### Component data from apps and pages
=== Section Start ===

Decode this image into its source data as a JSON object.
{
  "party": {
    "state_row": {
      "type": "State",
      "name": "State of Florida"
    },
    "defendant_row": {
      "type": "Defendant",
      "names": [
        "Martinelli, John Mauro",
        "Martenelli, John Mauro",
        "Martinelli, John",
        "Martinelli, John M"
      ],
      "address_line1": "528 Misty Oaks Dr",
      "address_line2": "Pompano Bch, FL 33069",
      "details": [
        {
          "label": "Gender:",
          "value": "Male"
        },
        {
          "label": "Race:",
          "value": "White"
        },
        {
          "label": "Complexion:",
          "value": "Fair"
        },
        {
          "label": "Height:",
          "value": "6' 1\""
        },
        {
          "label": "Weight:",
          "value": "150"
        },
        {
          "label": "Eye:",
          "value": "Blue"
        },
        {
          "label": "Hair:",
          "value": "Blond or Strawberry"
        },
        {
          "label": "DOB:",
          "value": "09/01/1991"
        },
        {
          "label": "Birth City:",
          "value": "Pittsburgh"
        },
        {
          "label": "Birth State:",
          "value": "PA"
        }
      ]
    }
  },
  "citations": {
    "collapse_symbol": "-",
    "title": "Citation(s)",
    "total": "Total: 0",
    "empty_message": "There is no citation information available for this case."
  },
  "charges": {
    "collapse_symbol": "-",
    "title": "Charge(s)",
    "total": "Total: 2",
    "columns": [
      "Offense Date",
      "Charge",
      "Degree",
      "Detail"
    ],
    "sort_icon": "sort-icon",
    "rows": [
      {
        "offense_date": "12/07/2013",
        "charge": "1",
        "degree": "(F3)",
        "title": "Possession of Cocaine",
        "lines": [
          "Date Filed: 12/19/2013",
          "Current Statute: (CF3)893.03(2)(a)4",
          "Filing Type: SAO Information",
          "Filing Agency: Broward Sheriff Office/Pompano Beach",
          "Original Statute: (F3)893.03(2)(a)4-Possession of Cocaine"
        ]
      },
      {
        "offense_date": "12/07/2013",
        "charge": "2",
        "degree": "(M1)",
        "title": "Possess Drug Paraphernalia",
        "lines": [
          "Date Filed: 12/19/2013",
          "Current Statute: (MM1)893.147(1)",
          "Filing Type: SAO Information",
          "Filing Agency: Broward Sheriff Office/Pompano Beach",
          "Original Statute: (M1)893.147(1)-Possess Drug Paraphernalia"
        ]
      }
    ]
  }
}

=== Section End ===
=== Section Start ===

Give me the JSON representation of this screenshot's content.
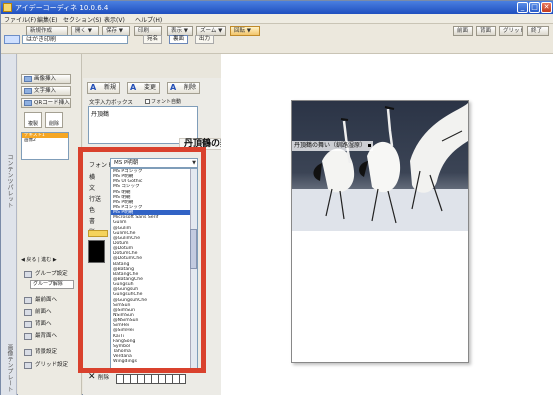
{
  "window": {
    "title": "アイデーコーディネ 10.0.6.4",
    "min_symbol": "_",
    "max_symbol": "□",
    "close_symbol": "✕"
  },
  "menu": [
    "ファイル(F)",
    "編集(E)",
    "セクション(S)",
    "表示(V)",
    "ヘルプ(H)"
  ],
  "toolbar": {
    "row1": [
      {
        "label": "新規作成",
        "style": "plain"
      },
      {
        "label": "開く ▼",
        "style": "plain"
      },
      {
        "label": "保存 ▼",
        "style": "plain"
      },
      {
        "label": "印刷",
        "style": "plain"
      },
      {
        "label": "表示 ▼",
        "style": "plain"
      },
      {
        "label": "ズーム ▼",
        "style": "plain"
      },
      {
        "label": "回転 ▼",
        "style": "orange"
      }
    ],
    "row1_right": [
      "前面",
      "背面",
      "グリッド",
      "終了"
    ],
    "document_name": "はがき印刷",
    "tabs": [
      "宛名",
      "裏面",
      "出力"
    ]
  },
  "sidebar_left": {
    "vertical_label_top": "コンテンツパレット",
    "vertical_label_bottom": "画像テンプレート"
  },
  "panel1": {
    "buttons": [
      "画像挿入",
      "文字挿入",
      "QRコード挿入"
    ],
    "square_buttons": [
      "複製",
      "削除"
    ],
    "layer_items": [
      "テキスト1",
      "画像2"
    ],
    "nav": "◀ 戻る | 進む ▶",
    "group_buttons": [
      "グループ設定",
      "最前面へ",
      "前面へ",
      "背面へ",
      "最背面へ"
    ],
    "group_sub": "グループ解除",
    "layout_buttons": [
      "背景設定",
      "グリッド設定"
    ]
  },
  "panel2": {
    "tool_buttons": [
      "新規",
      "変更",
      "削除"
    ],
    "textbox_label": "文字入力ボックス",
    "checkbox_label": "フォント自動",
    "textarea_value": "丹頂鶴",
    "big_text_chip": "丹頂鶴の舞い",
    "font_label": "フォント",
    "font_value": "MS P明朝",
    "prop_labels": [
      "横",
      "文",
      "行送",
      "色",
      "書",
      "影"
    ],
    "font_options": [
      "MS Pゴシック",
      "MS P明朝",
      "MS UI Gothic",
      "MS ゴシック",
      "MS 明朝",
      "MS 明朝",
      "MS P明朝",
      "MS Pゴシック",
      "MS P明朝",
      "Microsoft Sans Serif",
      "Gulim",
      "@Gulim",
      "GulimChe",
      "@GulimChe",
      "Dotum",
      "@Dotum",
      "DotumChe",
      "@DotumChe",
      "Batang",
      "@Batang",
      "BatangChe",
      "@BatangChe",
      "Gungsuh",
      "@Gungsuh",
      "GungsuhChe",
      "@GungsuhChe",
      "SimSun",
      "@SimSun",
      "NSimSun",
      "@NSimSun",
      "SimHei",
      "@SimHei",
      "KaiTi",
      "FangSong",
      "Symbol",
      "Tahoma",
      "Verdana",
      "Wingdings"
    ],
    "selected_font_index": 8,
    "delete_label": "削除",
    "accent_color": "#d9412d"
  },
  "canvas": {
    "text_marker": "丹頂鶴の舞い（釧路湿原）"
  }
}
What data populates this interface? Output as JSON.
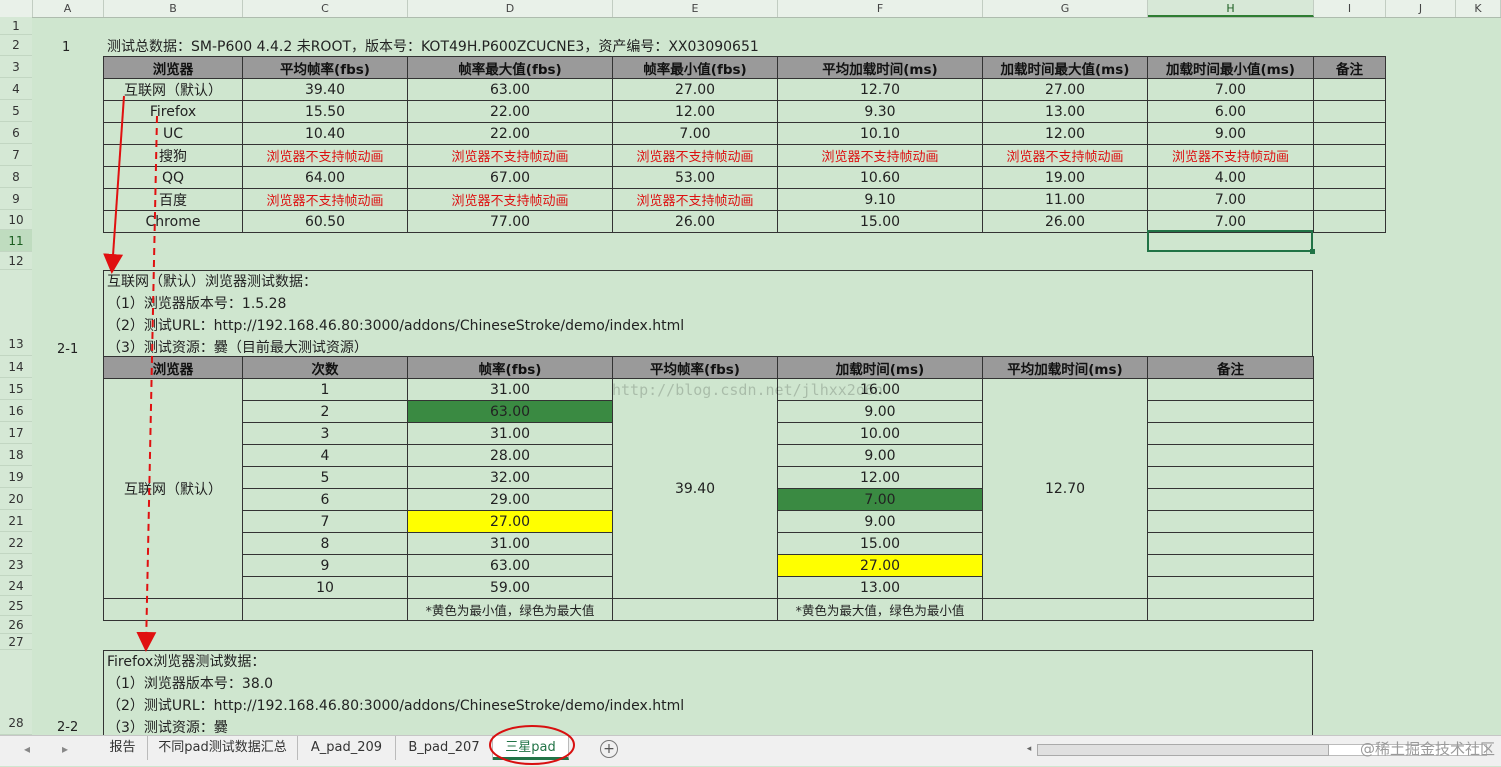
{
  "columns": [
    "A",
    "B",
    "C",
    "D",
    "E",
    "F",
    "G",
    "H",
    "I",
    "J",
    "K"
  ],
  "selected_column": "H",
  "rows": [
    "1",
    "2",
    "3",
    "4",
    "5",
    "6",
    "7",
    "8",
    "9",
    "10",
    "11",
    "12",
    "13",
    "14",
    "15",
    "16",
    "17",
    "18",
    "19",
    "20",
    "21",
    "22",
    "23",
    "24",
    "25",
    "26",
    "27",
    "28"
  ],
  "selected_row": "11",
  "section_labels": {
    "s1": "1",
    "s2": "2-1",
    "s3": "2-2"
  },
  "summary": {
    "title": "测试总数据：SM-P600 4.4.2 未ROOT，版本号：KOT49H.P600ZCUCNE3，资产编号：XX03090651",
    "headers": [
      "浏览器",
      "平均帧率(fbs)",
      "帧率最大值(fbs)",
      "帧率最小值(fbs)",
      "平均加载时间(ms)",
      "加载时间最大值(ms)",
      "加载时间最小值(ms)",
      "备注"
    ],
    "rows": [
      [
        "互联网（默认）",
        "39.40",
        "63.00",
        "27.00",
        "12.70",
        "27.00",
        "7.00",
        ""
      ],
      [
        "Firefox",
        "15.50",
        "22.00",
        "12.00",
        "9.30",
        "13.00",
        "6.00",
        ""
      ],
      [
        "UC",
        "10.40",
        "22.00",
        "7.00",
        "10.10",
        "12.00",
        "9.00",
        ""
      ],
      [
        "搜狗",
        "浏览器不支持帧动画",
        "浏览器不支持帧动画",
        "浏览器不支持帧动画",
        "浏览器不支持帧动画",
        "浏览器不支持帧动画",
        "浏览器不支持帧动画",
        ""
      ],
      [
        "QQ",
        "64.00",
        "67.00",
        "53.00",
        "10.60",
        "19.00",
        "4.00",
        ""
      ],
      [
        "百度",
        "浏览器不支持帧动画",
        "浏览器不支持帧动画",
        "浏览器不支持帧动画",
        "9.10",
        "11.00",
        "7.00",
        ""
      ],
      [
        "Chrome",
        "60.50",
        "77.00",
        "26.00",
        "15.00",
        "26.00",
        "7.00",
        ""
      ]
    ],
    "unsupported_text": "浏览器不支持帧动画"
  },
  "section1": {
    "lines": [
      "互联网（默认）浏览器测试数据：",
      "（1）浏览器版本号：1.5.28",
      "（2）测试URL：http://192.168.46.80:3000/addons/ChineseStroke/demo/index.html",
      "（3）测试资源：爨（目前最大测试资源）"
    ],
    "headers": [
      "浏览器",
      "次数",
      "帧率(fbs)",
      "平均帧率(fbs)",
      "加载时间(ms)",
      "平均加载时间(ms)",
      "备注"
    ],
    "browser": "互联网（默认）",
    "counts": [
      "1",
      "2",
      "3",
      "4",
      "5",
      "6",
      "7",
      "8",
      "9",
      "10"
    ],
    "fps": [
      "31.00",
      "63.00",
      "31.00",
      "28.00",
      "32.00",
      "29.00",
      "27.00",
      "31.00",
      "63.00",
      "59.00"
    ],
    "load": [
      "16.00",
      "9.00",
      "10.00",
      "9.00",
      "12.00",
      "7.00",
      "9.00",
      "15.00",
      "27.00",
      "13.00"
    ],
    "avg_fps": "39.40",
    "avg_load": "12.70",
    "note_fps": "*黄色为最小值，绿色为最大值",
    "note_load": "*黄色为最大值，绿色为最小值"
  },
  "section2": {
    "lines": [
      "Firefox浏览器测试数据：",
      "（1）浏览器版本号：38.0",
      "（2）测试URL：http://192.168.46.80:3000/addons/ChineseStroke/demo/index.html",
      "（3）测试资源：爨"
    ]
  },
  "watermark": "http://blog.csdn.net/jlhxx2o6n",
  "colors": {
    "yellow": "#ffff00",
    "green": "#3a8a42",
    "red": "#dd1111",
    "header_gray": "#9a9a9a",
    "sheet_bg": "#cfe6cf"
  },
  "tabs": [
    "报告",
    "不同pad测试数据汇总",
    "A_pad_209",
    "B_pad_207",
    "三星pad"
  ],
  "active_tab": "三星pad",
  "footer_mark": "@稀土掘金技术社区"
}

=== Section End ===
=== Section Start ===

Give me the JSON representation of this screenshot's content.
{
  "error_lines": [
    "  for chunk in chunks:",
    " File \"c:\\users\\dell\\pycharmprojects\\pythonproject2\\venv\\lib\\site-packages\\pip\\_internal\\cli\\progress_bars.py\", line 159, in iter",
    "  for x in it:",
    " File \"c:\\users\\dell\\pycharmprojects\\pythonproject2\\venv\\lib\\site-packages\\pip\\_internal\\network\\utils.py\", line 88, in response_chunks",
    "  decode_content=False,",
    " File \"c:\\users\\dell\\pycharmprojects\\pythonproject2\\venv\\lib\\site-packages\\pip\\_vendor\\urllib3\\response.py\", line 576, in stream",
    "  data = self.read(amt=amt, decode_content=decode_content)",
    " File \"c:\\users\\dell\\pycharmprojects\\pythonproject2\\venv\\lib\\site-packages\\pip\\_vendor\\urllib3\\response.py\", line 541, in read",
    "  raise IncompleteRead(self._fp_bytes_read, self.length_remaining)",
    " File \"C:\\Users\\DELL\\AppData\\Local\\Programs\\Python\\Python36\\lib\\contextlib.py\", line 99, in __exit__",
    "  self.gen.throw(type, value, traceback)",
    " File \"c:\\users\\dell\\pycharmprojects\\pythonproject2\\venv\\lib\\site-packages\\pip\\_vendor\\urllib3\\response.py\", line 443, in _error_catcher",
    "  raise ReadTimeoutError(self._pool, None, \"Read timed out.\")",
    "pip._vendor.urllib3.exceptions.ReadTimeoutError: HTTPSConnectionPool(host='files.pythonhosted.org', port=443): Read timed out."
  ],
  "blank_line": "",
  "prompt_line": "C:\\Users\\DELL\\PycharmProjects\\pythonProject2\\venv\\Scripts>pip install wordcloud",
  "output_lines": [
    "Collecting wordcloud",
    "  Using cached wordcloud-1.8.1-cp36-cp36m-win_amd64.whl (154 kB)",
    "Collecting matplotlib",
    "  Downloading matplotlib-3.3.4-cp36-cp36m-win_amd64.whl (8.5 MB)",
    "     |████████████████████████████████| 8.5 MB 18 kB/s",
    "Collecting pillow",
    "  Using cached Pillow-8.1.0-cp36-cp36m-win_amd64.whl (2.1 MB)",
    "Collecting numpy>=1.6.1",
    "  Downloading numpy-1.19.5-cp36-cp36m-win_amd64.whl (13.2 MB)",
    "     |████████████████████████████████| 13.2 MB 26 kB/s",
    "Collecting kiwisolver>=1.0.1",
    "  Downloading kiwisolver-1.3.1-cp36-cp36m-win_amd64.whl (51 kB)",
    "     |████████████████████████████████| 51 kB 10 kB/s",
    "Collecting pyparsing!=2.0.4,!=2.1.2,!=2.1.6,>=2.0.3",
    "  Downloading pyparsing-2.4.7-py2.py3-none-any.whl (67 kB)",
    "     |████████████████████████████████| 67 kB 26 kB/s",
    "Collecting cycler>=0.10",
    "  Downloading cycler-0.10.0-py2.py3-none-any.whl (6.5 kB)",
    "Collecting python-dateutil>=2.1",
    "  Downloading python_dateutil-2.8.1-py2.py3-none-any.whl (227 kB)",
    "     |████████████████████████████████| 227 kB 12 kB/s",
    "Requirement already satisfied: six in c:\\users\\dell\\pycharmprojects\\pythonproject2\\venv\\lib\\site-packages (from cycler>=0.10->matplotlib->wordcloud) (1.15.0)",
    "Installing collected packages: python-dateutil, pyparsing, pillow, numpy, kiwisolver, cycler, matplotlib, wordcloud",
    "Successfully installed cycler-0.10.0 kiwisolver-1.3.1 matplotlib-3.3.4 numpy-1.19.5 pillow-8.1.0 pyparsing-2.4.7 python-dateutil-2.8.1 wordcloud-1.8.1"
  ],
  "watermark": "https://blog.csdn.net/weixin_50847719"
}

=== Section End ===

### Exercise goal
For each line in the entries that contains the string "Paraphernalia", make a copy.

### Exercise answer
        "title": "Possess Drug Paraphernalia",
          "Original Statute: (M1)893.147(1)-Possess Drug Paraphernalia"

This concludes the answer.